Radio broadcasters in Texas, Minnesota, Nebraska and Colorado have told the FCC they were unaware an attorney filed comments on their behalf in support of FM booster geo-targeting technology.
The most recent filings come on the heels of assertions made by NAB that questioned the validity of some filings in support of GeoBroadcast Solutions’ ZoneCasting proposal before the FCC. The proposal asks for a rule change that would allow FM boosters to originate programming.
At the center of the disputed comments are filings submitted by Aaron Shainis, partner with Shainis & Peltzman, to the FCC. The attorney sent dozens of letters to the FCC on behalf of small radio broadcasters in support of the GBS technology, as seen in the FCC database.
Ranchland Broadcasting, which operates KBRX(FM) in O’Neill, Neb., and Pikes Peak State College, which operates KEPC(FM) in Colorado Springs, Colo., stated in a combined filing: “The radio broadcasters listed below write to request that the Federal Communications Commission disregard the comments previously filed on our behalf in the above referenced proceeding because they do not accurately reflect our views. Contrary to what the comments indicate, the undersigned do not support the GeoBroadcast Solution’s (GBS) Petition or believe that it would benefit our stations or the public.

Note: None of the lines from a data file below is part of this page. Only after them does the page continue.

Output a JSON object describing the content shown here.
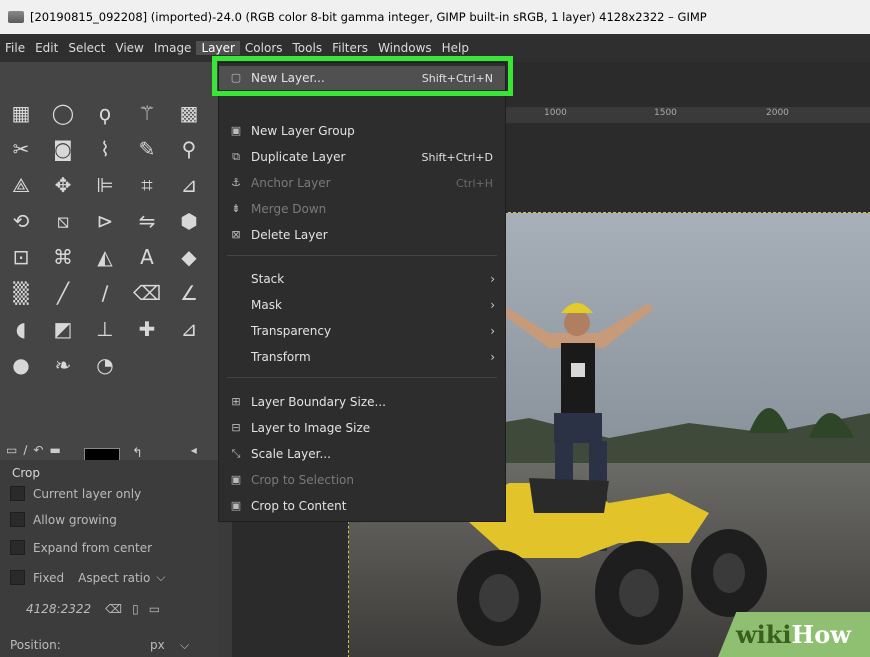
{
  "title": "[20190815_092208] (imported)-24.0 (RGB color 8-bit gamma integer, GIMP built-in sRGB, 1 layer) 4128x2322 – GIMP",
  "menubar": [
    "File",
    "Edit",
    "Select",
    "View",
    "Image",
    "Layer",
    "Colors",
    "Tools",
    "Filters",
    "Windows",
    "Help"
  ],
  "layer_menu": {
    "new_layer": {
      "label": "New Layer...",
      "shortcut": "Shift+Ctrl+N"
    },
    "new_layer_group": "New Layer Group",
    "duplicate_layer": {
      "label": "Duplicate Layer",
      "shortcut": "Shift+Ctrl+D"
    },
    "anchor_layer": {
      "label": "Anchor Layer",
      "shortcut": "Ctrl+H"
    },
    "merge_down": "Merge Down",
    "delete_layer": "Delete Layer",
    "stack": "Stack",
    "mask": "Mask",
    "transparency": "Transparency",
    "transform": "Transform",
    "layer_boundary_size": "Layer Boundary Size...",
    "layer_to_image_size": "Layer to Image Size",
    "scale_layer": "Scale Layer...",
    "crop_to_selection": "Crop to Selection",
    "crop_to_content": "Crop to Content"
  },
  "ruler": [
    "1000",
    "1500",
    "2000"
  ],
  "tool_options": {
    "title": "Crop",
    "current_layer_only": "Current layer only",
    "allow_growing": "Allow growing",
    "expand_from_center": "Expand from center",
    "fixed": "Fixed",
    "aspect_ratio": "Aspect ratio",
    "ratio_value": "4128:2322",
    "position_label": "Position:",
    "position_unit": "px"
  },
  "watermark": {
    "wiki": "wiki",
    "how": "How"
  },
  "colors": {
    "highlight": "#39e636",
    "menu_bg": "#2d2d2d",
    "canvas_bg": "#2b2b2b",
    "foreground": "#000000",
    "background": "#ffffff"
  }
}
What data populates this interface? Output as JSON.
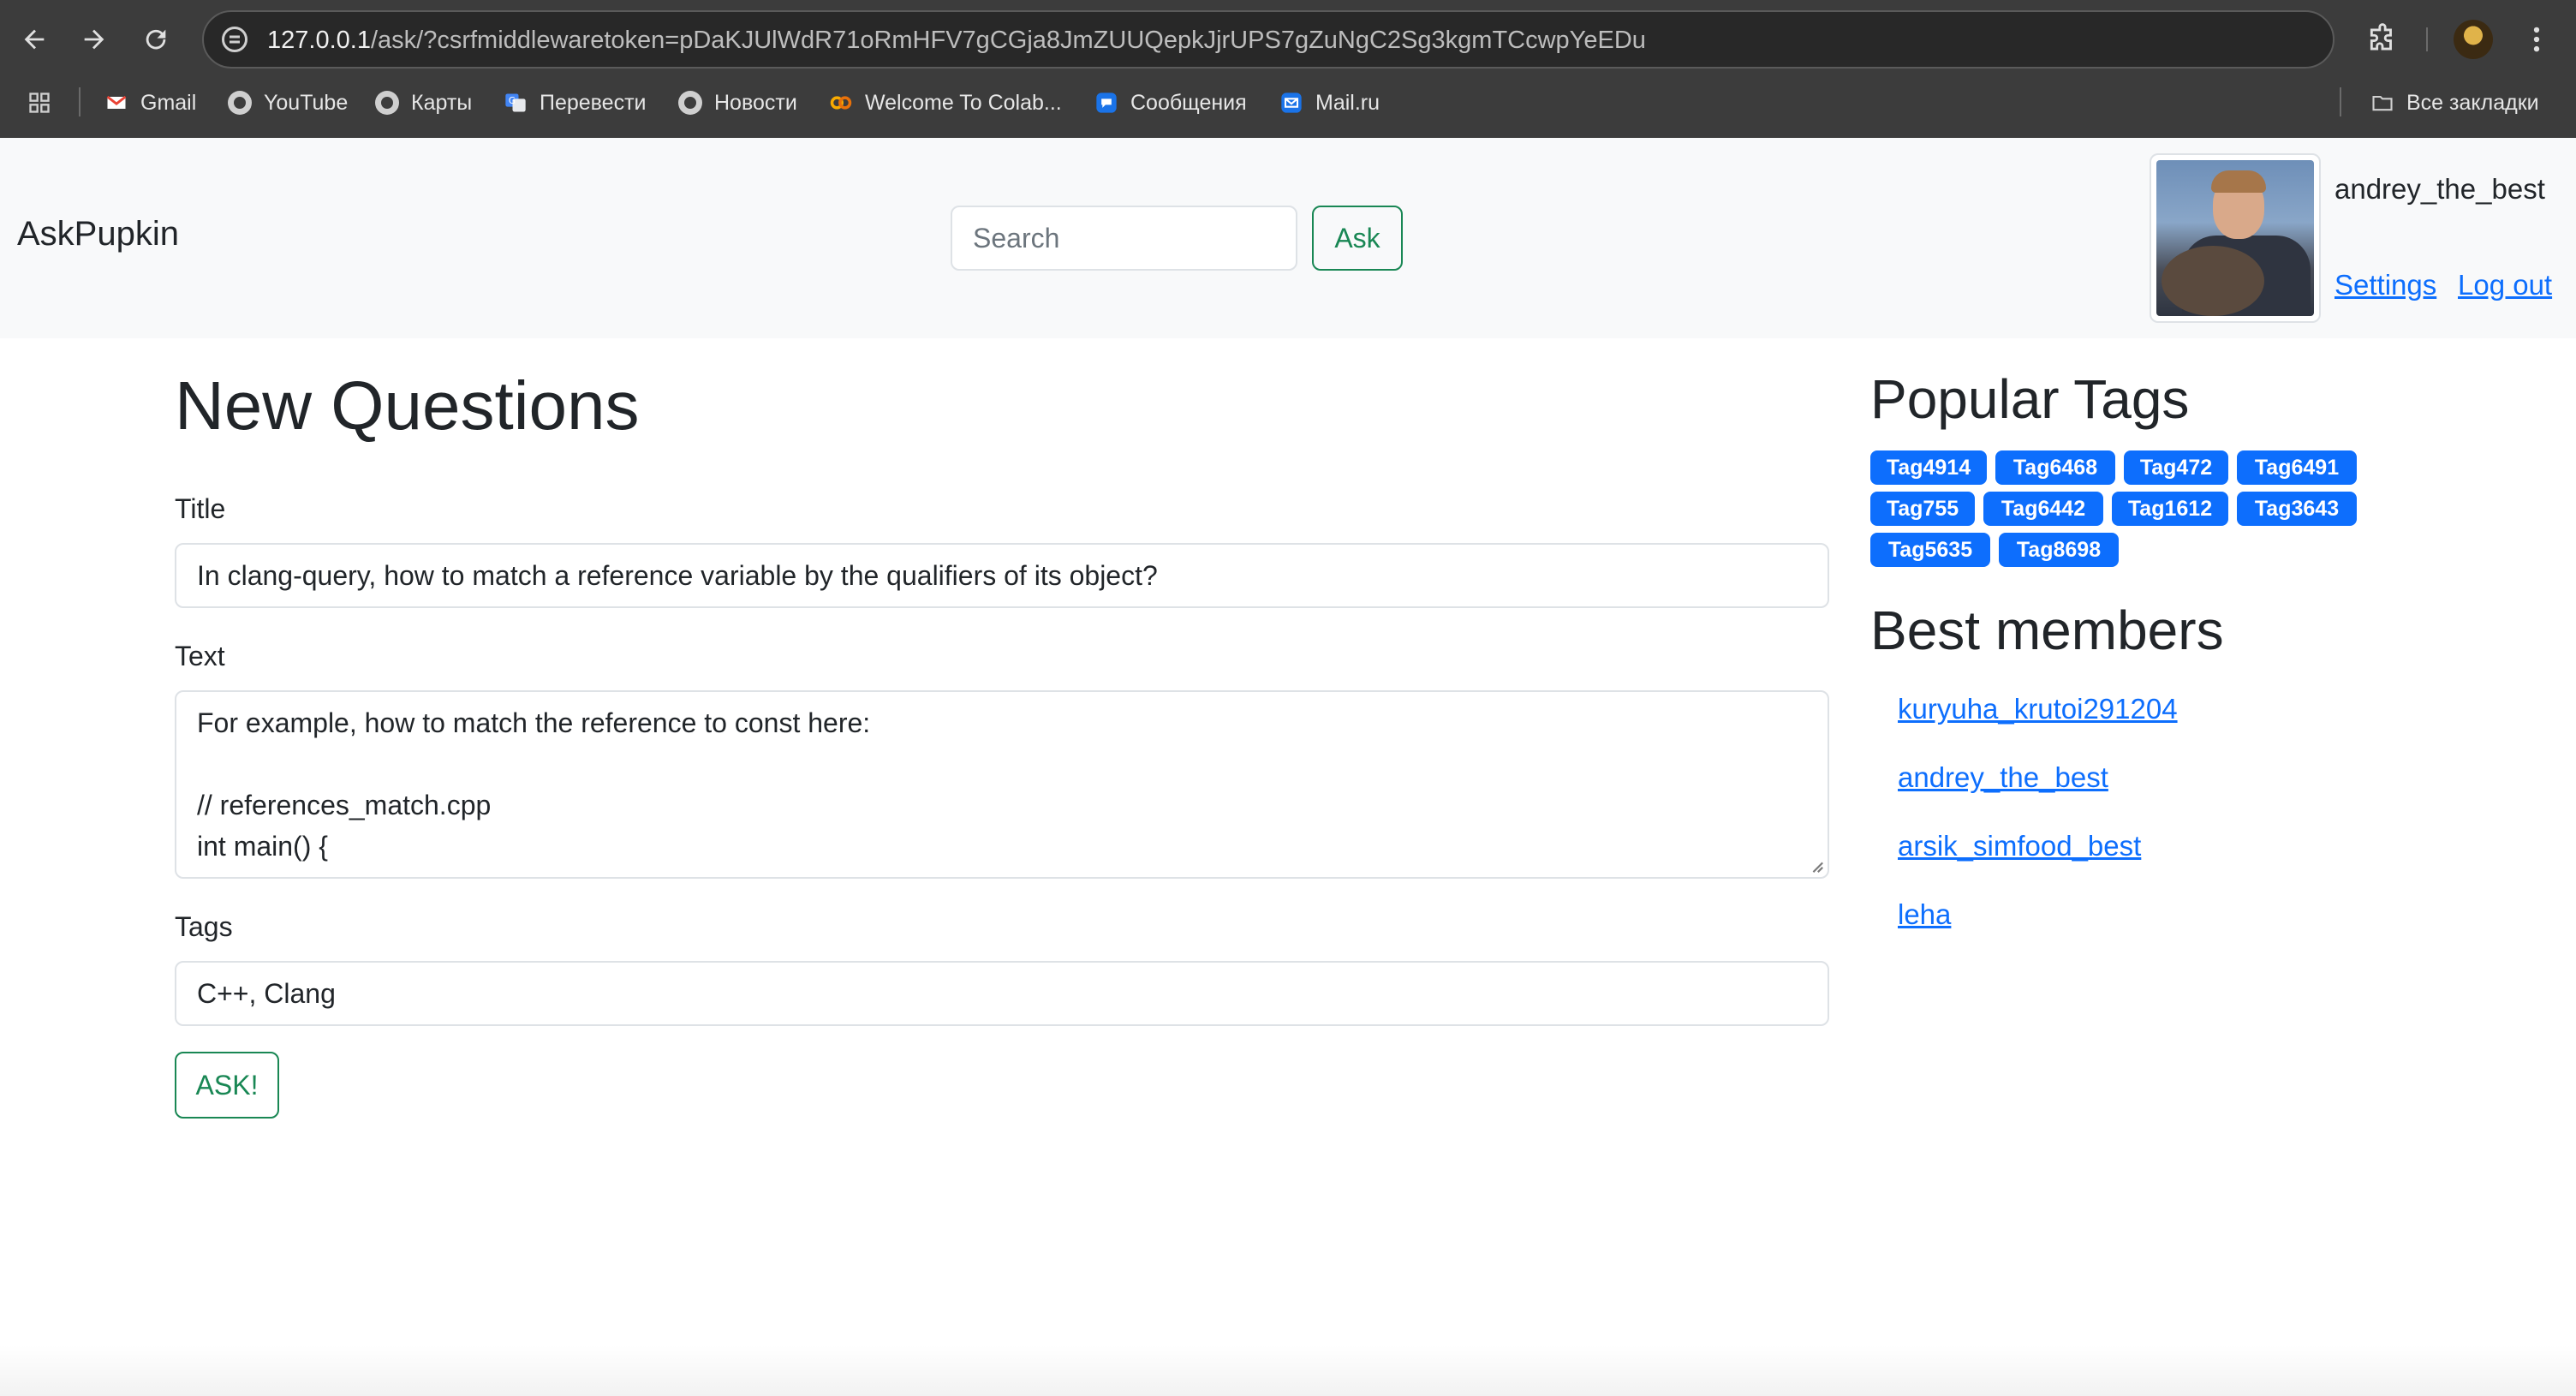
{
  "browser": {
    "url_host": "127.0.0.1",
    "url_path": "/ask/?csrfmiddlewaretoken=pDaKJUlWdR71oRmHFV7gCGja8JmZUUQepkJjrUPS7gZuNgC2Sg3kgmTCcwpYeEDu",
    "bookmarks": [
      {
        "label": "Gmail",
        "icon": "gmail-icon"
      },
      {
        "label": "YouTube",
        "icon": "globe-icon"
      },
      {
        "label": "Карты",
        "icon": "globe-icon"
      },
      {
        "label": "Перевести",
        "icon": "translate-icon"
      },
      {
        "label": "Новости",
        "icon": "globe-icon"
      },
      {
        "label": "Welcome To Colab...",
        "icon": "colab-icon"
      },
      {
        "label": "Сообщения",
        "icon": "messages-icon"
      },
      {
        "label": "Mail.ru",
        "icon": "mail-icon"
      }
    ],
    "all_bookmarks_label": "Все закладки"
  },
  "header": {
    "brand": "AskPupkin",
    "search_placeholder": "Search",
    "ask_button": "Ask",
    "username": "andrey_the_best",
    "settings_link": "Settings",
    "logout_link": "Log out"
  },
  "form": {
    "page_title": "New Questions",
    "title_label": "Title",
    "title_value": "In clang-query, how to match a reference variable by the qualifiers of its object?",
    "text_label": "Text",
    "text_lines": [
      "For example, how to match the reference to const here:",
      "",
      "// references_match.cpp",
      "int main() {"
    ],
    "tags_label": "Tags",
    "tags_value": "C++, Clang",
    "submit_button": "ASK!"
  },
  "sidebar": {
    "popular_tags_title": "Popular Tags",
    "tags": [
      "Tag4914",
      "Tag6468",
      "Tag472",
      "Tag6491",
      "Tag755",
      "Tag6442",
      "Tag1612",
      "Tag3643",
      "Tag5635",
      "Tag8698"
    ],
    "best_members_title": "Best members",
    "members": [
      "kuryuha_krutoi291204",
      "andrey_the_best",
      "arsik_simfood_best",
      "leha"
    ]
  },
  "colors": {
    "primary": "#0d6efd",
    "success": "#198754",
    "header_bg": "#f8f9fa",
    "chrome_bg": "#3c3c3c"
  }
}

“Thus, to correct the record we ask the commission to remove those comments previously filed under our name in support of the petition at issue.”

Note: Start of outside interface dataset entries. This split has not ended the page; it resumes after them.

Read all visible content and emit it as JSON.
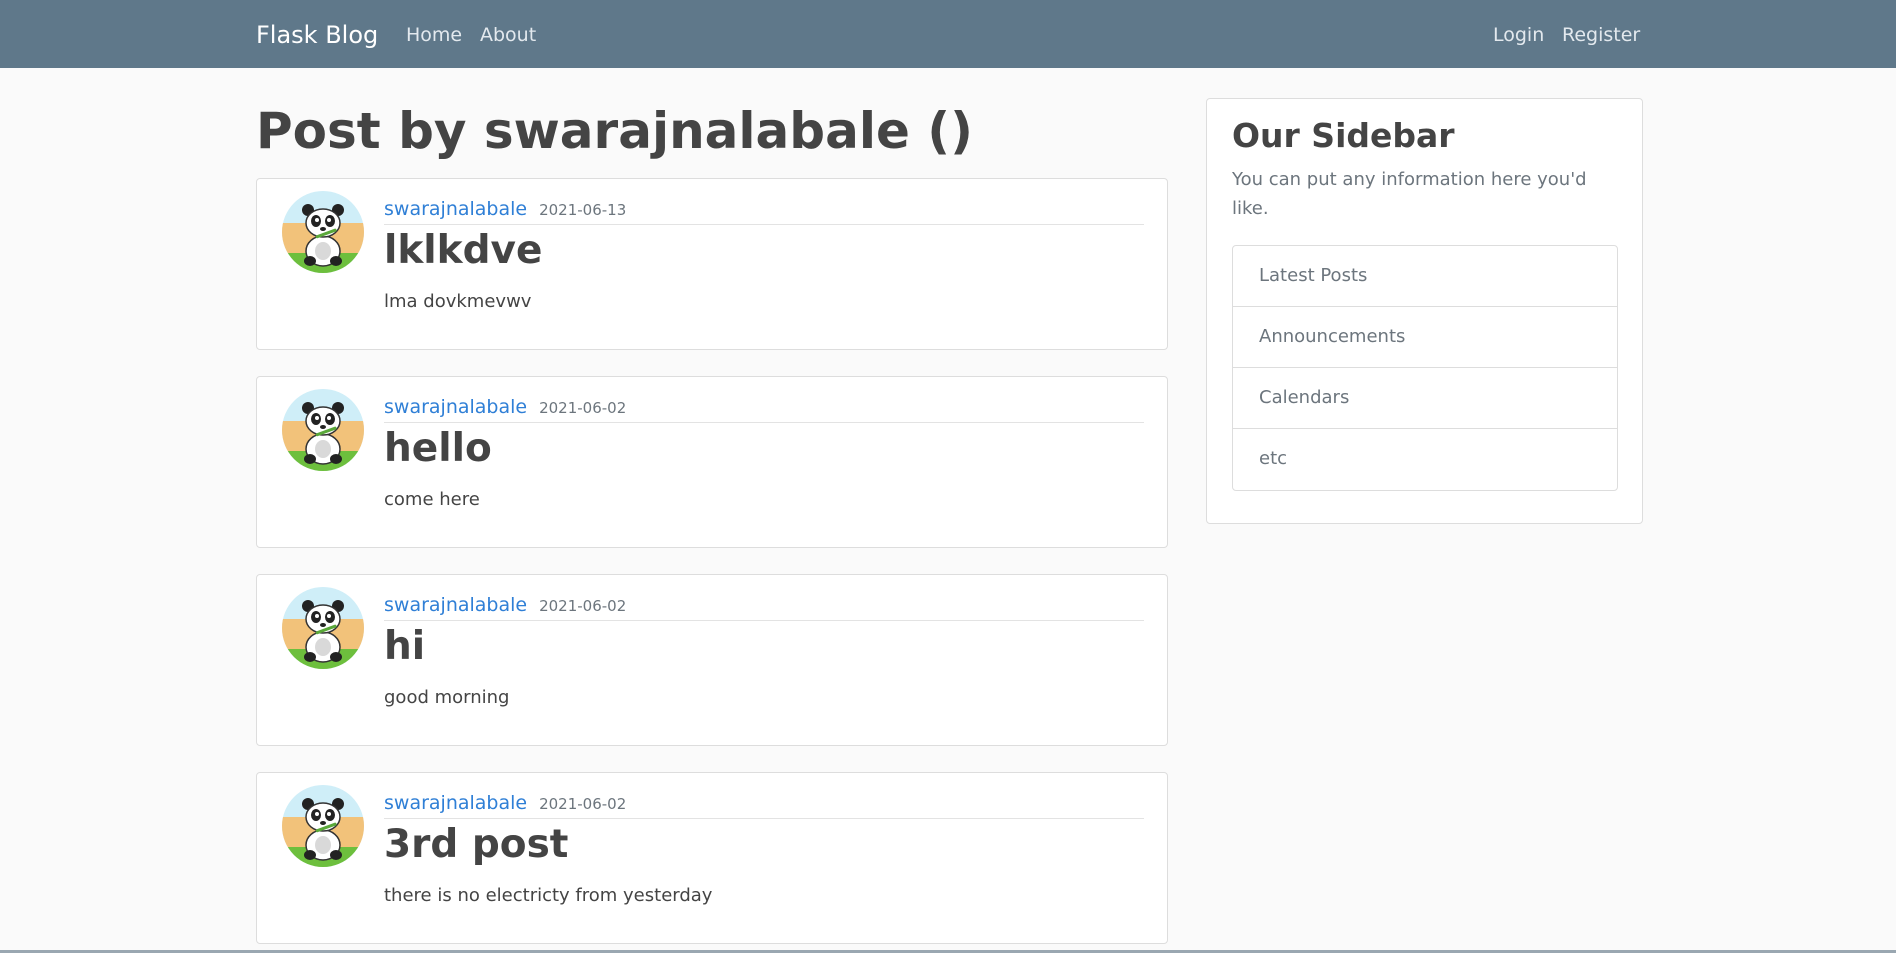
{
  "navbar": {
    "brand": "Flask Blog",
    "left_links": [
      "Home",
      "About"
    ],
    "right_links": [
      "Login",
      "Register"
    ]
  },
  "page_title": "Post by swarajnalabale ()",
  "posts": [
    {
      "author": "swarajnalabale",
      "date": "2021-06-13",
      "title": "lklkdve",
      "content": "lma dovkmevwv",
      "avatar_icon": "panda-avatar-icon"
    },
    {
      "author": "swarajnalabale",
      "date": "2021-06-02",
      "title": "hello",
      "content": "come here",
      "avatar_icon": "panda-avatar-icon"
    },
    {
      "author": "swarajnalabale",
      "date": "2021-06-02",
      "title": "hi",
      "content": "good morning",
      "avatar_icon": "panda-avatar-icon"
    },
    {
      "author": "swarajnalabale",
      "date": "2021-06-02",
      "title": "3rd post",
      "content": "there is no electricty from yesterday",
      "avatar_icon": "panda-avatar-icon"
    }
  ],
  "sidebar": {
    "title": "Our Sidebar",
    "text": "You can put any information here you'd like.",
    "items": [
      "Latest Posts",
      "Announcements",
      "Calendars",
      "etc"
    ]
  },
  "colors": {
    "navbar": "#5f788a",
    "link": "#2f7fd6",
    "background": "#fafafa"
  }
}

The broadcasters’ original comments in support of geo-targeting were filed in February 2021 and signed by Shainis, according to records retrieved from the FCC database.

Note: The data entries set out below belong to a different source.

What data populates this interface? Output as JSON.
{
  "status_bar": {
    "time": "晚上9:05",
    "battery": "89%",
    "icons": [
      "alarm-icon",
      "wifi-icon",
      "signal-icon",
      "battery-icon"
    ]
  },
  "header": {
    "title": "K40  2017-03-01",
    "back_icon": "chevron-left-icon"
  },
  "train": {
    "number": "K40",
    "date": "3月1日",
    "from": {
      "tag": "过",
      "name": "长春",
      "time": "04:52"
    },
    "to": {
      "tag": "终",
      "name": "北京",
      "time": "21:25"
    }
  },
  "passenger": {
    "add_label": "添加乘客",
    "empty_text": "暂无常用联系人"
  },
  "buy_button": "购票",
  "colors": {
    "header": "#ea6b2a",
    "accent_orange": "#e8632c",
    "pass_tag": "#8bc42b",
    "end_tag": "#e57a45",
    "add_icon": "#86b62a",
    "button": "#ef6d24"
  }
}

Several other small radio broadcasters “seek to correct the record in the GBS docket” in a combined filing with commission this week.
Q-Media Group, which operates multiple stations in Minnesota, and Falls Media LLC, which operates KWFB(FM) in Holliday, Texas and KXXN(FM) in Iowa Park, Texas, told the FCC they do not support ZoneCasting.
“It recently came to our attention that comments were filed at the FCC purportedly on our behalf in support of GBS’s proposal. The undersigned local radio broadcasters were entirely unaware of our participation in this proceeding and did not knowingly consent to having our name included on such filings, the radio broadcasters told the FCC.”
Their letter continued: “We are all proud but relatively small radio broadcast operators, with enormous demands on our limited time and resources. In general, we do not have the bandwidth to personally monitor activities at the FCC. Given this highly unusual circumstance, the broadcasters listed below respectfully request that the commission remove the prior filings indicating our support for GBS’s requested rule change from the record.”
The letters of support they refer to were filed in February 2021 and also signed by Shainis, according to FCC records.
Shainis in a filing with the FCC on Wednesday countered that all comments filed were done with full authorization of all parties. He told Radio World in a separate email that the “broadcasters in question all granted permission in writing.”
Shainis at one time served as counsel to GBS, but a company spokesman told Radio World the attorney currently does not represent the developer.
The latest developments continue to define a proposal brought by GBS that has generated animus from opponents who claim the geo-targeting technology will cause interference and potentially disrupt radio’s business model. In addition, NAB has questioned past business dealings of the company’s founder and current CEO Chris Devine.
Shainis told the FCC in his most recent filing: “It is shameful how low the NAB, through its Chief Legal Officer and Executive Vice President Rich Kaplan, has sunk to question the integrity of filings made in the docket.
“[I am] aware that NAB has gone out of its way to contact state broadcast associations and, in some cases, station owners themselves to dissuade them from supporting the GBS proposal.”